#### ACTIVITY:
Where does the string "Protects" occur in the records below? Copy every line that holds it.
┌─ SUPPLIED RECORDS
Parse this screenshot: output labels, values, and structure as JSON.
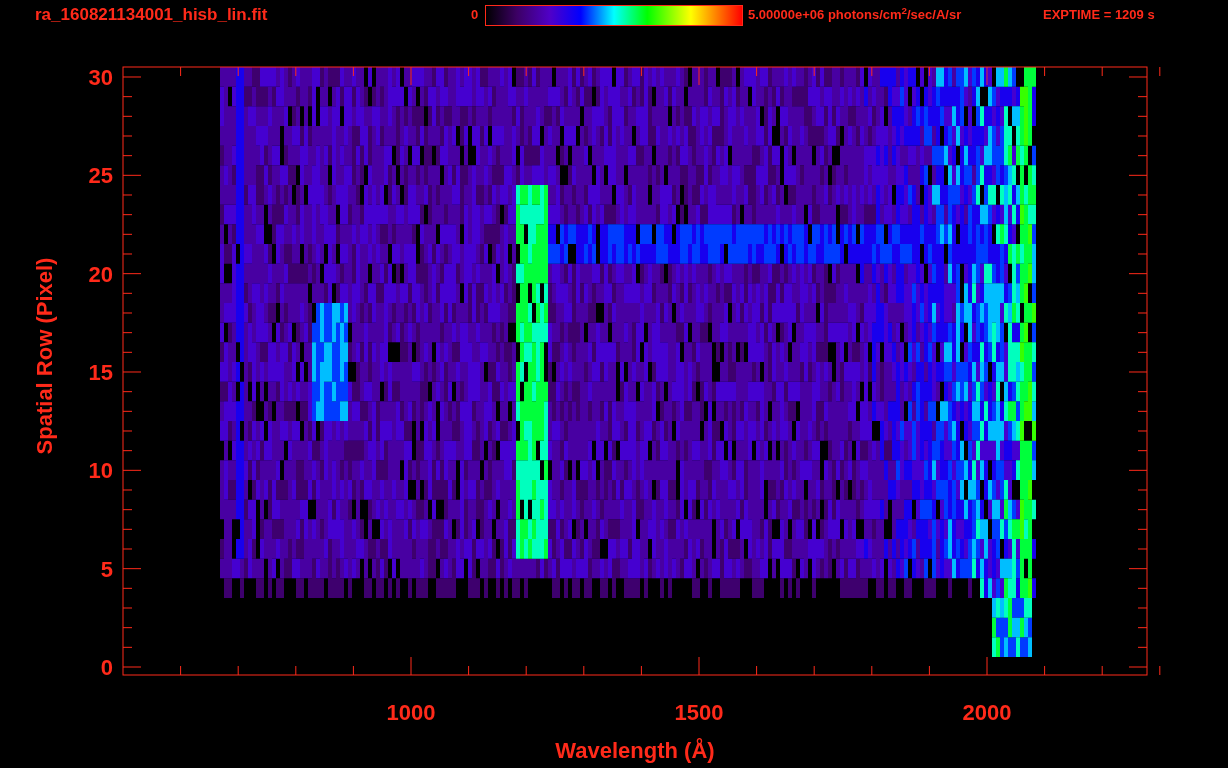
{
  "header": {
    "file_name": "ra_160821134001_hisb_lin.fit",
    "colorbar_min": "0",
    "colorbar_max": "5.00000e+06 photons/cm$^{2}$/sec/A/sr",
    "exposure": "EXPTIME = 1209 s"
  },
  "plot": {
    "ylabel": "Spatial Row (Pixel)",
    "xlabel": "Wavelength (Å)",
    "yticks": [
      "30",
      "25",
      "20",
      "15",
      "10",
      "5",
      "0"
    ],
    "xticks": [
      "1000",
      "1500",
      "2000"
    ]
  }
}
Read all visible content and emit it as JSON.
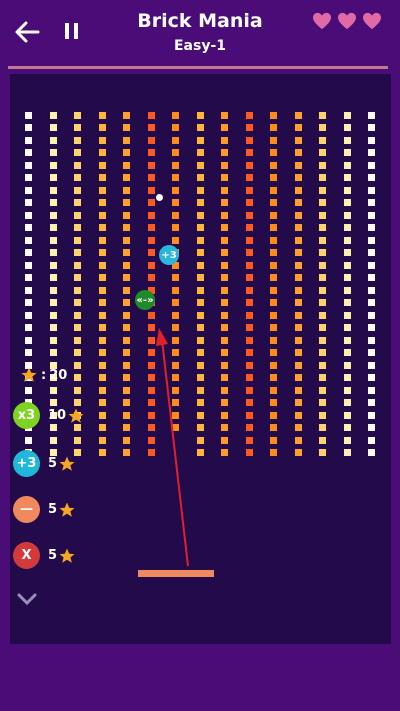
{
  "header": {
    "title": "Brick Mania",
    "level": "Easy-1"
  },
  "lives": 3,
  "colors": {
    "background": "#4a0d78",
    "playfield": "#230a4a",
    "paddle": "#f08a5e",
    "heart": "#e06aa6",
    "divider": "#c07a8b"
  },
  "stars": {
    "separator": ":",
    "value": "20"
  },
  "powerups_in_field": [
    {
      "icon": "plus3-icon",
      "label": "+3",
      "color": "#29b6d8"
    },
    {
      "icon": "shrink-icon",
      "label": "«-»",
      "color": "#1f8a2a"
    }
  ],
  "shop": [
    {
      "icon": "times3-icon",
      "label": "x3",
      "price": "10",
      "color": "#7ed321"
    },
    {
      "icon": "plus3-icon",
      "label": "+3",
      "price": "5",
      "color": "#1fb8d8"
    },
    {
      "icon": "minus-icon",
      "label": "—",
      "price": "5",
      "color": "#f08a5e"
    },
    {
      "icon": "close-x-icon",
      "label": "X",
      "price": "5",
      "color": "#d33b3b"
    }
  ],
  "brick_columns": [
    {
      "color": "#ffffff",
      "count": 14,
      "start_row": 0
    },
    {
      "color": "#fff0b0",
      "count": 14,
      "start_row": 0
    },
    {
      "color": "#ffd26e",
      "count": 14,
      "start_row": 0
    },
    {
      "color": "#ffb43c",
      "count": 14,
      "start_row": 0
    },
    {
      "color": "#ffa030",
      "count": 14,
      "start_row": 0
    },
    {
      "color": "#ff5a22",
      "count": 14,
      "start_row": 0
    },
    {
      "color": "#ff8a1e",
      "count": 13,
      "start_row": 0
    },
    {
      "color": "#ffb43c",
      "count": 14,
      "start_row": 0
    },
    {
      "color": "#ff9a2a",
      "count": 14,
      "start_row": 0
    },
    {
      "color": "#ff5a22",
      "count": 14,
      "start_row": 0
    },
    {
      "color": "#ff8a1e",
      "count": 14,
      "start_row": 0
    },
    {
      "color": "#ffa030",
      "count": 14,
      "start_row": 0
    },
    {
      "color": "#ffd26e",
      "count": 14,
      "start_row": 0
    },
    {
      "color": "#fff0b0",
      "count": 14,
      "start_row": 0
    },
    {
      "color": "#ffffff",
      "count": 14,
      "start_row": 0
    }
  ]
}
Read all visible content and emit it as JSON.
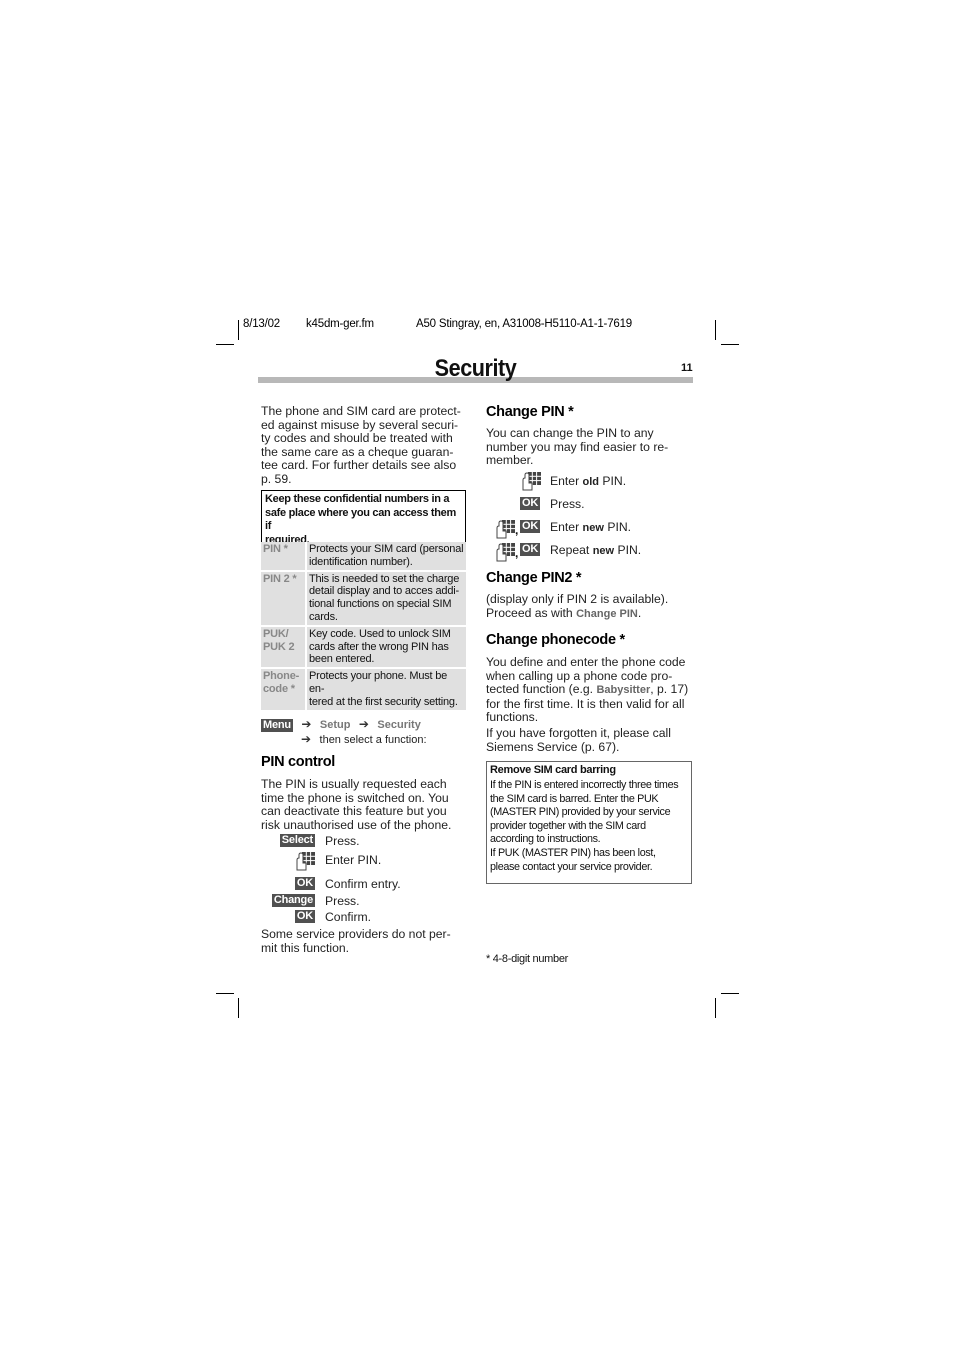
{
  "header": {
    "date": "8/13/02",
    "file": "k45dm-ger.fm",
    "product": "A50 Stingray, en, A31008-H5110-A1-1-7619"
  },
  "page": {
    "title": "Security",
    "number": "11"
  },
  "intro": {
    "text": "The phone and SIM card are protected against misuse by several security codes and should be treated with the same care as a cheque guarantee card. For further details see also p. 59.",
    "lines": [
      "The phone and SIM card are protect-",
      "ed against misuse by several securi-",
      "ty codes and should be treated with",
      "the same care as a cheque guaran-",
      "tee card. For further details see also",
      "p. 59."
    ]
  },
  "confidential_note": {
    "lines": [
      "Keep these confidential numbers in a",
      "safe place where you can access them if",
      "required."
    ]
  },
  "codes_table": [
    {
      "key_lines": [
        "PIN *"
      ],
      "desc_lines": [
        "Protects your SIM card (personal",
        "identification number)."
      ]
    },
    {
      "key_lines": [
        "PIN 2 *"
      ],
      "desc_lines": [
        "This is needed to set the charge",
        "detail display and to acces addi-",
        "tional functions on special SIM",
        "cards."
      ]
    },
    {
      "key_lines": [
        "PUK/",
        "PUK 2"
      ],
      "desc_lines": [
        "Key code. Used to unlock SIM",
        "cards after the wrong PIN has",
        "been entered."
      ]
    },
    {
      "key_lines": [
        "Phone-",
        "code *"
      ],
      "desc_lines": [
        "Protects your phone. Must be en-",
        "tered at the first security setting."
      ]
    }
  ],
  "menu_path": {
    "softkey": "Menu",
    "items": [
      "Setup",
      "Security"
    ],
    "instruction": "then select a function:",
    "arrow_icon": "arrow-right-icon"
  },
  "pin_control": {
    "heading": "PIN control",
    "lines": [
      "The PIN is usually requested each",
      "time the phone is switched on. You",
      "can deactivate this feature but you",
      "risk unauthorised use of the phone."
    ],
    "steps": [
      {
        "icon": "softkey",
        "key": "Select",
        "text": "Press."
      },
      {
        "icon": "keypad-icon",
        "key": "",
        "text": "Enter PIN."
      },
      {
        "icon": "softkey",
        "key": "OK",
        "text": "Confirm entry."
      },
      {
        "icon": "softkey",
        "key": "Change",
        "text": "Press."
      },
      {
        "icon": "softkey",
        "key": "OK",
        "text": "Confirm."
      }
    ],
    "footer_lines": [
      "Some service providers do not per-",
      "mit this function."
    ]
  },
  "change_pin": {
    "heading": "Change PIN *",
    "lines": [
      "You can change the PIN to any",
      "number you may find easier to re-",
      "member."
    ],
    "steps": [
      {
        "icons": "keypad",
        "pre": "Enter ",
        "bold": "old",
        "post": " PIN."
      },
      {
        "icons": "ok",
        "pre": "Press.",
        "bold": "",
        "post": ""
      },
      {
        "icons": "keypad-ok",
        "pre": "Enter ",
        "bold": "new",
        "post": " PIN."
      },
      {
        "icons": "keypad-ok",
        "pre": "Repeat ",
        "bold": "new",
        "post": " PIN."
      }
    ],
    "ok_label": "OK",
    "separator": ","
  },
  "change_pin2": {
    "heading": "Change PIN2 *",
    "line1": "(display only if PIN 2 is available).",
    "line2_pre": "Proceed as with ",
    "line2_ref": "Change PIN",
    "line2_post": "."
  },
  "change_phonecode": {
    "heading": "Change phonecode *",
    "para1": {
      "line1": "You define and enter the phone code",
      "line2": "when calling up a phone code pro-",
      "line3_pre": "tected function (e.g. ",
      "line3_ref": "Babysitter",
      "line3_post": ", p. 17)",
      "line4": "for the first time. It is then valid for all",
      "line5": "functions."
    },
    "para2_lines": [
      "If you have forgotten it, please call",
      "Siemens Service (p. 67)."
    ]
  },
  "sim_barring": {
    "title": "Remove SIM card barring",
    "lines": [
      "If the PIN is entered incorrectly three times",
      "the SIM card is barred. Enter the PUK",
      "(MASTER PIN) provided by your service",
      "provider together with the SIM card",
      "according to instructions.",
      "If PUK (MASTER PIN) has been lost,",
      "please contact your service provider."
    ]
  },
  "footnote": "* 4-8-digit number",
  "colors": {
    "softkey_bg": "#505050",
    "table_bg": "#e0e0e0",
    "title_bar": "#b8b8b8",
    "menu_ref": "#777777"
  }
}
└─
#### THE COMPLETED TASK:
        "Protects your SIM card (personal",
        "Protects your phone. Must be en-",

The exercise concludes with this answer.